--- Information supplied ---

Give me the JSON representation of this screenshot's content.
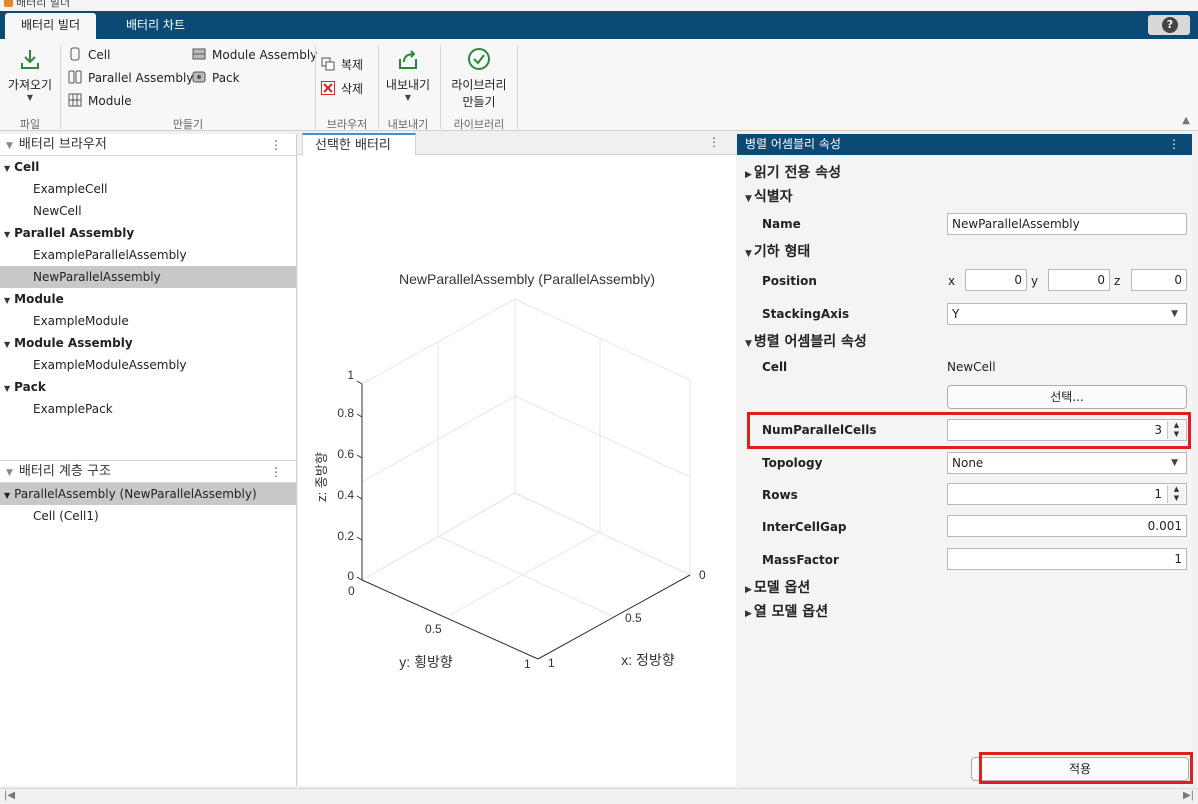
{
  "window": {
    "title": "배터리 빌더"
  },
  "tabs": [
    {
      "label": "배터리 빌더",
      "active": true
    },
    {
      "label": "배터리 차트",
      "active": false
    }
  ],
  "help": {
    "label": "?"
  },
  "ribbon": {
    "import_label": "가져오기",
    "create": {
      "cell": "Cell",
      "parallel_assembly": "Parallel Assembly",
      "module": "Module",
      "module_assembly": "Module Assembly",
      "pack": "Pack"
    },
    "copy_label": "복제",
    "delete_label": "삭제",
    "export_label": "내보내기",
    "library_label_line1": "라이브러리",
    "library_label_line2": "만들기",
    "groups": {
      "file": "파일",
      "create": "만들기",
      "browser": "브라우저",
      "export": "내보내기",
      "library": "라이브러리"
    }
  },
  "browser": {
    "title": "배터리 브라우저",
    "groups": [
      {
        "label": "Cell",
        "items": [
          "ExampleCell",
          "NewCell"
        ]
      },
      {
        "label": "Parallel Assembly",
        "items": [
          "ExampleParallelAssembly",
          "NewParallelAssembly"
        ]
      },
      {
        "label": "Module",
        "items": [
          "ExampleModule"
        ]
      },
      {
        "label": "Module Assembly",
        "items": [
          "ExampleModuleAssembly"
        ]
      },
      {
        "label": "Pack",
        "items": [
          "ExamplePack"
        ]
      }
    ],
    "selected": "NewParallelAssembly"
  },
  "hierarchy": {
    "title": "배터리 계층 구조",
    "root": "ParallelAssembly (NewParallelAssembly)",
    "child": "Cell (Cell1)"
  },
  "viewer": {
    "tab_label": "선택한 배터리",
    "plot_title": "NewParallelAssembly (ParallelAssembly)",
    "zlabel": "z: 종방향",
    "ylabel": "y: 횡방향",
    "xlabel": "x: 정방향",
    "z_ticks": [
      "0",
      "0.2",
      "0.4",
      "0.6",
      "0.8",
      "1"
    ],
    "y_ticks": [
      "0",
      "0.5",
      "1"
    ],
    "x_ticks": [
      "0",
      "0.5",
      "1"
    ]
  },
  "props": {
    "title": "병렬 어셈블리 속성",
    "sections": {
      "readonly": "읽기 전용 속성",
      "identifier": "식별자",
      "geometry": "기하 형태",
      "pa_props": "병렬 어셈블리 속성",
      "model_opts": "모델 옵션",
      "thermal_opts": "열 모델 옵션"
    },
    "name_label": "Name",
    "name_value": "NewParallelAssembly",
    "position_label": "Position",
    "pos_x_label": "x",
    "pos_x": "0",
    "pos_y_label": "y",
    "pos_y": "0",
    "pos_z_label": "z",
    "pos_z": "0",
    "stacking_label": "StackingAxis",
    "stacking_value": "Y",
    "cell_label": "Cell",
    "cell_value": "NewCell",
    "select_button": "선택...",
    "num_parallel_label": "NumParallelCells",
    "num_parallel_value": "3",
    "topology_label": "Topology",
    "topology_value": "None",
    "rows_label": "Rows",
    "rows_value": "1",
    "gap_label": "InterCellGap",
    "gap_value": "0.001",
    "mass_label": "MassFactor",
    "mass_value": "1",
    "apply_button": "적용"
  },
  "colors": {
    "accent": "#0b4a75",
    "highlight": "#e01e1e"
  }
}
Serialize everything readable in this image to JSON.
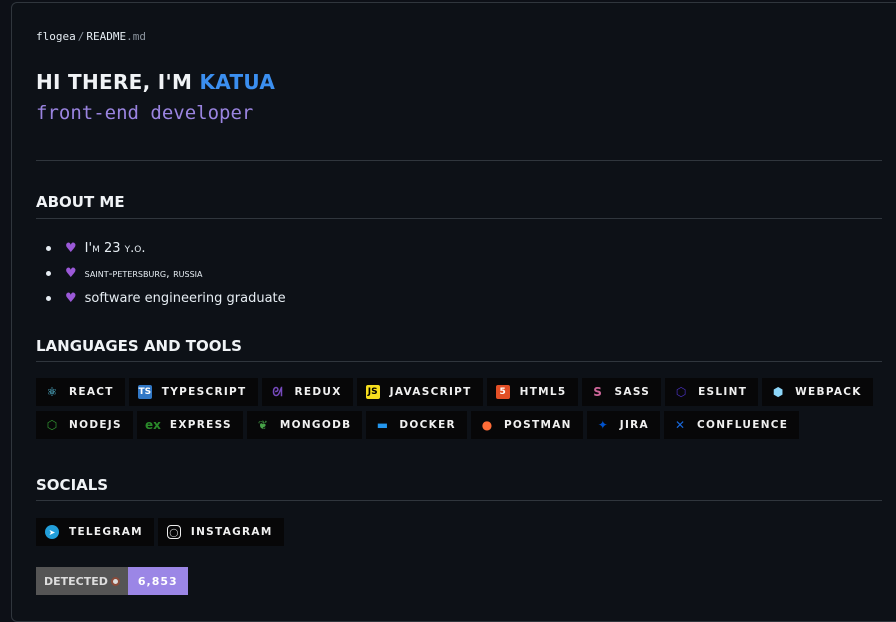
{
  "breadcrumb": {
    "user": "flogea",
    "sep": "/",
    "file": "README",
    "ext": ".md"
  },
  "header": {
    "greeting": "HI THERE, I'M ",
    "name": "KATUA",
    "subtitle": "front-end developer"
  },
  "about": {
    "title": "ABOUT ME",
    "items": [
      "I'm 23 y.o.",
      "saint-petersburg, russia",
      "software engineering graduate"
    ],
    "bullet_icon": "purple-heart"
  },
  "tools": {
    "title": "LANGUAGES AND TOOLS",
    "row1": [
      {
        "label": "REACT",
        "icon": "react",
        "color": "#61dafb"
      },
      {
        "label": "TYPESCRIPT",
        "icon": "typescript",
        "color": "#3178c6"
      },
      {
        "label": "REDUX",
        "icon": "redux",
        "color": "#764abc"
      },
      {
        "label": "JAVASCRIPT",
        "icon": "javascript",
        "color": "#f7df1e"
      },
      {
        "label": "HTML5",
        "icon": "html5",
        "color": "#e34f26"
      },
      {
        "label": "SASS",
        "icon": "sass",
        "color": "#cc6699"
      },
      {
        "label": "ESLINT",
        "icon": "eslint",
        "color": "#4b32c3"
      },
      {
        "label": "WEBPACK",
        "icon": "webpack",
        "color": "#8dd6f9"
      }
    ],
    "row2": [
      {
        "label": "NODEJS",
        "icon": "nodejs",
        "color": "#339933"
      },
      {
        "label": "EXPRESS",
        "icon": "express",
        "color": "#2a8a2a"
      },
      {
        "label": "MONGODB",
        "icon": "mongodb",
        "color": "#47a248"
      },
      {
        "label": "DOCKER",
        "icon": "docker",
        "color": "#2496ed"
      },
      {
        "label": "POSTMAN",
        "icon": "postman",
        "color": "#ff6c37"
      },
      {
        "label": "JIRA",
        "icon": "jira",
        "color": "#0052cc"
      },
      {
        "label": "CONFLUENCE",
        "icon": "confluence",
        "color": "#1868db"
      }
    ]
  },
  "socials": {
    "title": "SOCIALS",
    "items": [
      {
        "label": "TELEGRAM",
        "icon": "telegram"
      },
      {
        "label": "INSTAGRAM",
        "icon": "instagram"
      }
    ]
  },
  "counter": {
    "label": "DETECTED",
    "value": "6,853"
  }
}
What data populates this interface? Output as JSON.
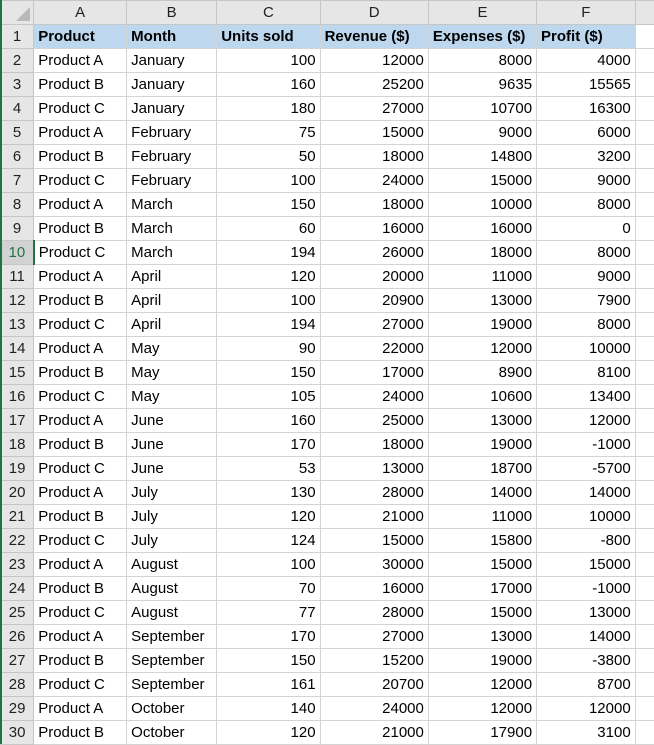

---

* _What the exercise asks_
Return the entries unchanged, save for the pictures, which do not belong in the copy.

* _Response area_
Give me the JSON representation of this screenshot's content.
{
  "window": {
    "title": "배터리 빌더"
  },
  "tabs": [
    {
      "label": "배터리 빌더",
      "active": true
    },
    {
      "label": "배터리 차트",
      "active": false
    }
  ],
  "help": {
    "label": "?"
  },
  "ribbon": {
    "import_label": "가져오기",
    "create": {
      "cell": "Cell",
      "parallel_assembly": "Parallel Assembly",
      "module": "Module",
      "module_assembly": "Module Assembly",
      "pack": "Pack"
    },
    "copy_label": "복제",
    "delete_label": "삭제",
    "export_label": "내보내기",
    "library_label_line1": "라이브러리",
    "library_label_line2": "만들기",
    "groups": {
      "file": "파일",
      "create": "만들기",
      "browser": "브라우저",
      "export": "내보내기",
      "library": "라이브러리"
    }
  },
  "browser": {
    "title": "배터리 브라우저",
    "groups": [
      {
        "label": "Cell",
        "items": [
          "ExampleCell",
          "NewCell"
        ]
      },
      {
        "label": "Parallel Assembly",
        "items": [
          "ExampleParallelAssembly",
          "NewParallelAssembly"
        ]
      },
      {
        "label": "Module",
        "items": [
          "ExampleModule"
        ]
      },
      {
        "label": "Module Assembly",
        "items": [
          "ExampleModuleAssembly"
        ]
      },
      {
        "label": "Pack",
        "items": [
          "ExamplePack"
        ]
      }
    ],
    "selected": "NewParallelAssembly"
  },
  "hierarchy": {
    "title": "배터리 계층 구조",
    "root": "ParallelAssembly (NewParallelAssembly)",
    "child": "Cell (Cell1)"
  },
  "viewer": {
    "tab_label": "선택한 배터리",
    "plot_title": "NewParallelAssembly (ParallelAssembly)",
    "zlabel": "z: 종방향",
    "ylabel": "y: 횡방향",
    "xlabel": "x: 정방향",
    "z_ticks": [
      "0",
      "0.2",
      "0.4",
      "0.6",
      "0.8",
      "1"
    ],
    "y_ticks": [
      "0",
      "0.5",
      "1"
    ],
    "x_ticks": [
      "0",
      "0.5",
      "1"
    ]
  },
  "props": {
    "title": "병렬 어셈블리 속성",
    "sections": {
      "readonly": "읽기 전용 속성",
      "identifier": "식별자",
      "geometry": "기하 형태",
      "pa_props": "병렬 어셈블리 속성",
      "model_opts": "모델 옵션",
      "thermal_opts": "열 모델 옵션"
    },
    "name_label": "Name",
    "name_value": "NewParallelAssembly",
    "position_label": "Position",
    "pos_x_label": "x",
    "pos_x": "0",
    "pos_y_label": "y",
    "pos_y": "0",
    "pos_z_label": "z",
    "pos_z": "0",
    "stacking_label": "StackingAxis",
    "stacking_value": "Y",
    "cell_label": "Cell",
    "cell_value": "NewCell",
    "select_button": "선택...",
    "num_parallel_label": "NumParallelCells",
    "num_parallel_value": "3",
    "topology_label": "Topology",
    "topology_value": "None",
    "rows_label": "Rows",
    "rows_value": "1",
    "gap_label": "InterCellGap",
    "gap_value": "0.001",
    "mass_label": "MassFactor",
    "mass_value": "1",
    "apply_button": "적용"
  },
  "colors": {
    "accent": "#0b4a75",
    "highlight": "#e01e1e"
  }
}
Serialize everything readable in this image to JSON.
{
  "breadcrumb": {
    "user": "flogea",
    "sep": "/",
    "file": "README",
    "ext": ".md"
  },
  "header": {
    "greeting": "HI THERE, I'M ",
    "name": "KATUA",
    "subtitle": "front-end developer"
  },
  "about": {
    "title": "ABOUT ME",
    "items": [
      "I'm 23 y.o.",
      "saint-petersburg, russia",
      "software engineering graduate"
    ],
    "bullet_icon": "purple-heart"
  },
  "tools": {
    "title": "LANGUAGES AND TOOLS",
    "row1": [
      {
        "label": "REACT",
        "icon": "react",
        "color": "#61dafb"
      },
      {
        "label": "TYPESCRIPT",
        "icon": "typescript",
        "color": "#3178c6"
      },
      {
        "label": "REDUX",
        "icon": "redux",
        "color": "#764abc"
      },
      {
        "label": "JAVASCRIPT",
        "icon": "javascript",
        "color": "#f7df1e"
      },
      {
        "label": "HTML5",
        "icon": "html5",
        "color": "#e34f26"
      },
      {
        "label": "SASS",
        "icon": "sass",
        "color": "#cc6699"
      },
      {
        "label": "ESLINT",
        "icon": "eslint",
        "color": "#4b32c3"
      },
      {
        "label": "WEBPACK",
        "icon": "webpack",
        "color": "#8dd6f9"
      }
    ],
    "row2": [
      {
        "label": "NODEJS",
        "icon": "nodejs",
        "color": "#339933"
      },
      {
        "label": "EXPRESS",
        "icon": "express",
        "color": "#2a8a2a"
      },
      {
        "label": "MONGODB",
        "icon": "mongodb",
        "color": "#47a248"
      },
      {
        "label": "DOCKER",
        "icon": "docker",
        "color": "#2496ed"
      },
      {
        "label": "POSTMAN",
        "icon": "postman",
        "color": "#ff6c37"
      },
      {
        "label": "JIRA",
        "icon": "jira",
        "color": "#0052cc"
      },
      {
        "label": "CONFLUENCE",
        "icon": "confluence",
        "color": "#1868db"
      }
    ]
  },
  "socials": {
    "title": "SOCIALS",
    "items": [
      {
        "label": "TELEGRAM",
        "icon": "telegram"
      },
      {
        "label": "INSTAGRAM",
        "icon": "instagram"
      }
    ]
  },
  "counter": {
    "label": "DETECTED",
    "value": "6,853"
  }
}
What data populates this interface? Output as JSON.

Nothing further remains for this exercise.